The study has been going since 2013 at hospitals and health centres in Adelaide, Brisbane, Geelong, Melbourne, Newcastle, Perth and Sydney. However, as much as we’d like to, we can’t be everywhere! In 2016 ENDIA introduced a Regional Participation Program to ensure eligible people from anywhere in Australia could contribute to this important research into the causes of type 1 diabetes.
The Regional Program is coordinated from Adelaide by a Research Nurse, Sarah Beresford, who has over 25 years’ experience in type 1 diabetes research and paediatric nursing. Participation in the Regional Program is from the comfort of your own home. Depending on when you join the study (from the early stages of pregnancy up to 6 months postnatal), Sarah will send out information and study materials roughly every six (6) months, and she is always on the end of the phone or email if you have any questions or need to talk it through.

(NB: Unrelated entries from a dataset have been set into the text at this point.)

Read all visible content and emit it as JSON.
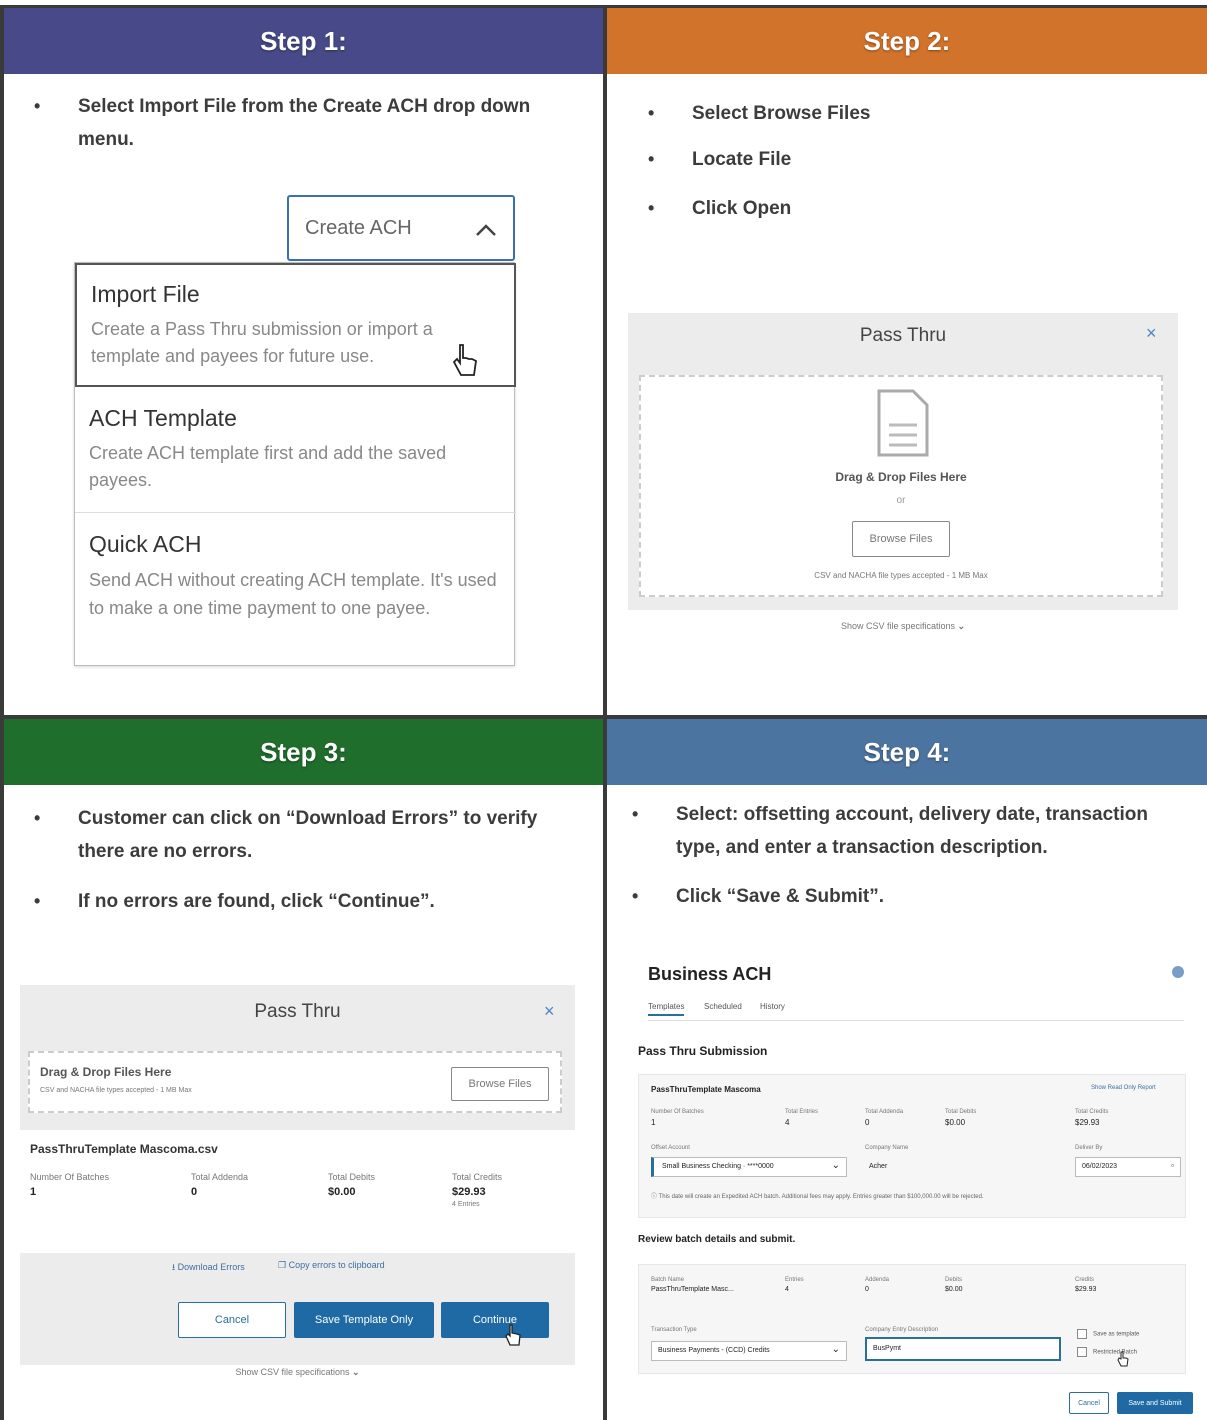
{
  "colors": {
    "step1": "#474989",
    "step2": "#d2732b",
    "step3": "#1f6e2c",
    "step4": "#4c74a0"
  },
  "step1": {
    "title": "Step 1:",
    "bullet": "Select Import File from the Create ACH drop down menu.",
    "dropdown": {
      "label": "Create ACH",
      "icon": "chevron-up-icon",
      "items": [
        {
          "title": "Import File",
          "desc": "Create a Pass Thru submission or import a template and payees for future use."
        },
        {
          "title": "ACH Template",
          "desc": "Create ACH template first and add the saved payees."
        },
        {
          "title": "Quick ACH",
          "desc": "Send ACH without creating ACH template. It's used to make a one time payment to one payee."
        }
      ]
    }
  },
  "step2": {
    "title": "Step 2:",
    "bullets": [
      "Select Browse Files",
      "Locate File",
      "Click Open"
    ],
    "modal": {
      "title": "Pass Thru",
      "close": "×",
      "drag": "Drag & Drop Files Here",
      "or": "or",
      "browse": "Browse Files",
      "accepted": "CSV and NACHA file types accepted - 1 MB Max",
      "spec": "Show CSV file specifications"
    }
  },
  "step3": {
    "title": "Step 3:",
    "bullets": [
      "Customer can click on “Download Errors” to verify there are no errors.",
      "If no errors are found, click “Continue”."
    ],
    "modal": {
      "title": "Pass Thru",
      "close": "×",
      "drag": "Drag & Drop Files Here",
      "accepted": "CSV and NACHA file types accepted - 1 MB Max",
      "browse": "Browse Files",
      "file": "PassThruTemplate Mascoma.csv",
      "stats": [
        {
          "label": "Number Of Batches",
          "value": "1"
        },
        {
          "label": "Total Addenda",
          "value": "0"
        },
        {
          "label": "Total Debits",
          "value": "$0.00"
        },
        {
          "label": "Total Credits",
          "value": "$29.93",
          "sub": "4 Entries"
        }
      ],
      "download": "Download Errors",
      "copy": "Copy errors to clipboard",
      "cancel": "Cancel",
      "save": "Save Template Only",
      "continue": "Continue",
      "spec": "Show CSV file specifications"
    }
  },
  "step4": {
    "title": "Step 4:",
    "bullets": [
      "Select: offsetting account, delivery date, transaction type, and enter a transaction description.",
      "Click “Save & Submit”."
    ],
    "app": {
      "title": "Business ACH",
      "tabs": [
        "Templates",
        "Scheduled",
        "History"
      ],
      "section": "Pass Thru Submission",
      "template": "PassThruTemplate Mascoma",
      "report": "Show Read Only Report",
      "stats": [
        {
          "label": "Number Of Batches",
          "value": "1"
        },
        {
          "label": "Total Entries",
          "value": "4"
        },
        {
          "label": "Total Addenda",
          "value": "0"
        },
        {
          "label": "Total Debits",
          "value": "$0.00"
        },
        {
          "label": "Total Credits",
          "value": "$29.93"
        }
      ],
      "offset_label": "Offset Account",
      "offset_value": "Small Business Checking · ****0000",
      "company_label": "Company Name",
      "company_value": "Acher",
      "deliver_label": "Deliver By",
      "deliver_value": "06/02/2023",
      "notice": "This date will create an Expedited ACH batch. Additional fees may apply. Entries greater than $100,000.00 will be rejected.",
      "review": "Review batch details and submit.",
      "batch": [
        {
          "label": "Batch Name",
          "value": "PassThruTemplate Masc..."
        },
        {
          "label": "Entries",
          "value": "4"
        },
        {
          "label": "Addenda",
          "value": "0"
        },
        {
          "label": "Debits",
          "value": "$0.00"
        },
        {
          "label": "Credits",
          "value": "$29.93"
        }
      ],
      "type_label": "Transaction Type",
      "type_value": "Business Payments - (CCD) Credits",
      "desc_label": "Company Entry Description",
      "desc_value": "BusPymt",
      "save_template": "Save as template",
      "restricted": "Restricted Batch",
      "cancel": "Cancel",
      "submit": "Save and Submit"
    }
  }
}
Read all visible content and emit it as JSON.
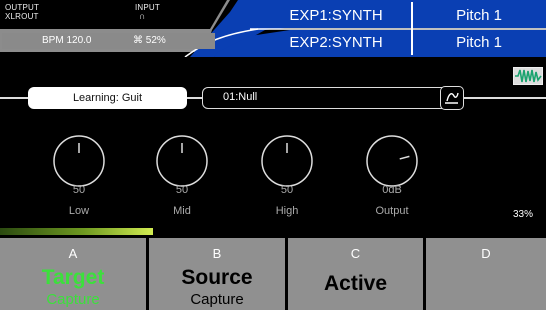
{
  "header": {
    "output_label": "OUTPUT",
    "output_value": "XLROUT",
    "input_label": "INPUT",
    "input_icon": "headphones-icon",
    "input_glyph": "∩",
    "bpm": "BPM 120.0",
    "cpu_icon": "cpu-icon",
    "cpu_glyph": "⌘",
    "cpu": "52%",
    "exp1_name": "EXP1:SYNTH",
    "exp1_param": "Pitch 1",
    "exp2_name": "EXP2:SYNTH",
    "exp2_param": "Pitch 1"
  },
  "learning": {
    "label": "Learning: Guit",
    "preset": "01:Null",
    "wave_icon": "waveform-icon",
    "preset_button_icon": "edit-icon"
  },
  "knobs": [
    {
      "label": "Low",
      "value": "50",
      "level": 0.5
    },
    {
      "label": "Mid",
      "value": "50",
      "level": 0.5
    },
    {
      "label": "High",
      "value": "50",
      "level": 0.5
    },
    {
      "label": "Output",
      "value": "0dB",
      "level": 0.75
    }
  ],
  "percent": "33%",
  "meter_level": 0.78,
  "softkeys": [
    {
      "letter": "A",
      "main": "Target",
      "sub": "Capture"
    },
    {
      "letter": "B",
      "main": "Source",
      "sub": "Capture"
    },
    {
      "letter": "C",
      "main": "Active",
      "sub": ""
    },
    {
      "letter": "D",
      "main": "",
      "sub": ""
    }
  ],
  "colors": {
    "accent_blue": "#0a3fb3",
    "active_green": "#3ce03c",
    "softkey_gray": "#909090",
    "meter_green": "#d2ec52"
  }
}
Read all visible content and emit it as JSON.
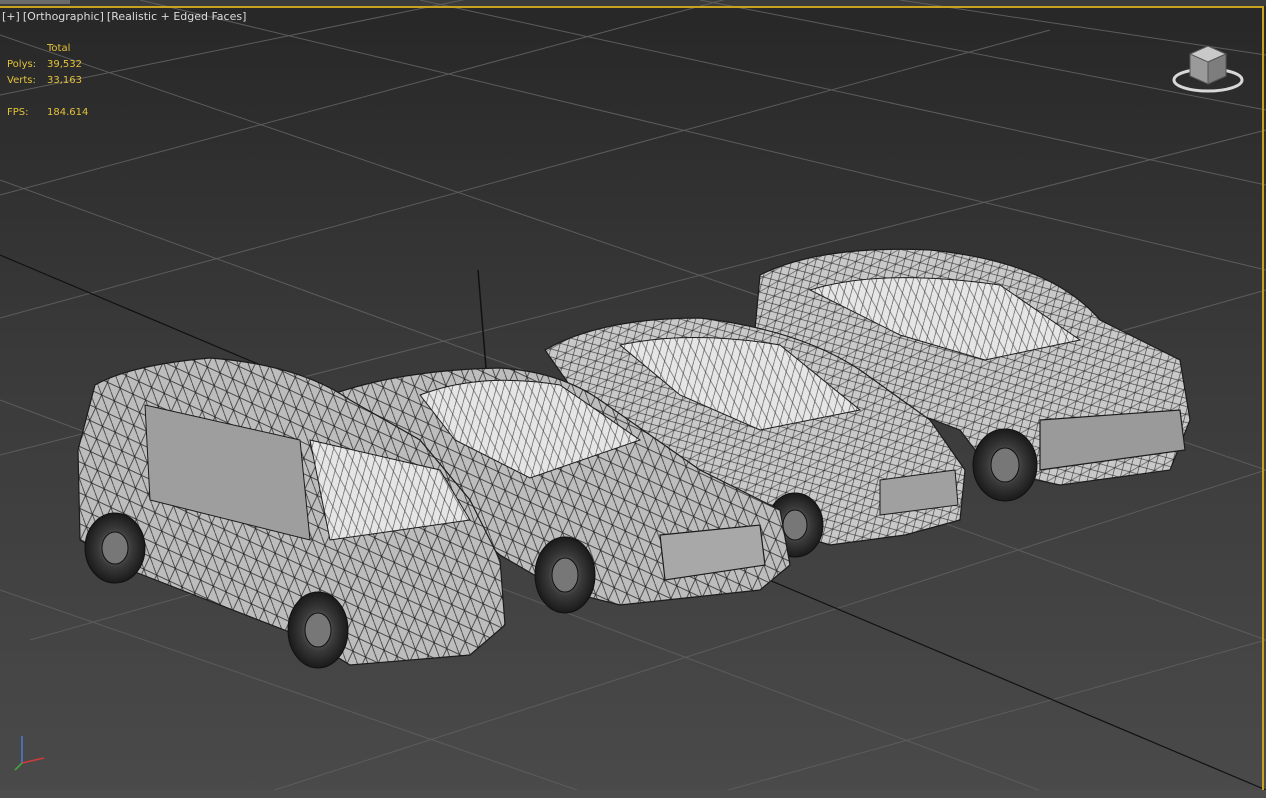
{
  "viewport": {
    "labels": [
      "[+]",
      "[Orthographic]",
      "[Realistic + Edged Faces]"
    ],
    "stats": {
      "header": "Total",
      "rows": [
        {
          "key": "Polys:",
          "value": "39,532"
        },
        {
          "key": "Verts:",
          "value": "33,163"
        }
      ],
      "fps_key": "FPS:",
      "fps_value": "184.614"
    }
  },
  "viewcube": {
    "icon": "viewcube-icon"
  },
  "axis_tripod": {
    "icon": "axis-tripod-icon"
  },
  "colors": {
    "frame": "#c8a21e",
    "stats_text": "#e3c23a",
    "grid": "#5a5a5a",
    "mesh": "#d8d8d8"
  }
}
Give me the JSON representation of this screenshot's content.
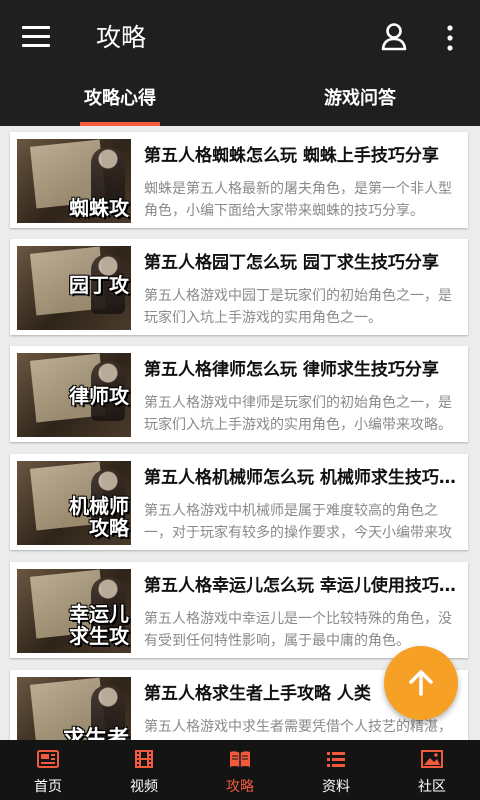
{
  "header": {
    "title": "攻略",
    "menu_icon": "hamburger-menu-icon",
    "user_icon": "user-icon",
    "more_icon": "more-vertical-icon"
  },
  "tabs": [
    {
      "label": "攻略心得",
      "active": true
    },
    {
      "label": "游戏问答",
      "active": false
    }
  ],
  "articles": [
    {
      "title": "第五人格蜘蛛怎么玩 蜘蛛上手技巧分享",
      "desc": "蜘蛛是第五人格最新的屠夫角色，是第一个非人型角色，小编下面给大家带来蜘蛛的技巧分享。",
      "thumb_caption": "蜘蛛攻"
    },
    {
      "title": "第五人格园丁怎么玩 园丁求生技巧分享",
      "desc": "第五人格游戏中园丁是玩家们的初始角色之一，是玩家们入坑上手游戏的实用角色之一。",
      "thumb_caption": "园丁攻"
    },
    {
      "title": "第五人格律师怎么玩 律师求生技巧分享",
      "desc": "第五人格游戏中律师是玩家们的初始角色之一，是玩家们入坑上手游戏的实用角色，小编带来攻略。",
      "thumb_caption": "律师攻"
    },
    {
      "title": "第五人格机械师怎么玩 机械师求生技巧分享",
      "desc": "第五人格游戏中机械师是属于难度较高的角色之一，对于玩家有较多的操作要求，今天小编带来攻略。",
      "thumb_caption": "机械师\n攻略"
    },
    {
      "title": "第五人格幸运儿怎么玩 幸运儿使用技巧分享",
      "desc": "第五人格游戏中幸运儿是一个比较特殊的角色，没有受到任何特性影响，属于最中庸的角色。",
      "thumb_caption": "幸运儿\n求生攻"
    },
    {
      "title": "第五人格求生者上手攻略 人类",
      "desc": "第五人格游戏中求生者需要凭借个人技艺的精湛，以及团队配合能力来，才能逃离庄园。",
      "thumb_caption": "求生者\n攻略"
    }
  ],
  "fab": {
    "icon": "arrow-up-icon"
  },
  "bottom_nav": [
    {
      "label": "首页",
      "icon": "home-icon",
      "active": false
    },
    {
      "label": "视频",
      "icon": "film-icon",
      "active": false
    },
    {
      "label": "攻略",
      "icon": "book-icon",
      "active": true
    },
    {
      "label": "资料",
      "icon": "list-icon",
      "active": false
    },
    {
      "label": "社区",
      "icon": "image-icon",
      "active": false
    }
  ],
  "colors": {
    "accent": "#f25a3c",
    "fab": "#f6a125",
    "bar": "#1f1f1f"
  }
}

Living with type 1 diabetes can feel isolating; this may feel magnified when you live in the country. ENDIA offers regular contact and follow-up to see how you and your baby are doing. ENDIA is also on Facebook: https://www.facebook.com/endiastudy, so you can join us online to become part of the wider ENDIA community across Australia. So far we have 815 babies and families enrolled; we need 1400 in total.
If you, your partner or child have type 1 diabetes and are about to welcome a new baby to your home, please consider finding out more about the ENDIA Study. We’d love to hear from you. Email the team at firstname.lastname@example.org or contact Sarah directly on (08) 8161 8655. Thank you!
Does diabetes increase my chances of having a large baby?
Women with diabetes are at higher risk of having a large baby than women without diabetes. Part of the reason for this is that the higher glucose levels in the mother during pregnancy lead to more glucose passing through the placenta to the baby who then produces extra insulin. This can contribute to making the baby grow too big.
Women who have blood glucose levels above the target range during pregnancy are at greatest risk of having a large baby. Some women with diabetes who have blood glucose levels close to the target range will also have large babies. One probable reason for this is that the baby of a woman with diabetes is still exposed to more variable levels of glucose throughout the pregnancy than a woman without diabetes.
There are however a number of other factors that increase the chances of having a large baby. These include being overweight before pregnancy and/or gaining too much weight during pregnancy.
Your diabetes in pregnancy team will provide guidance on blood glucose and weight gain targets for pregnancy and closely monitor your baby’s growth during pregnancy. If they have any concerns about your baby’s growth, they will review your diabetes management, closely monitor your pregnancy and discuss with you a plan for your labour and birth.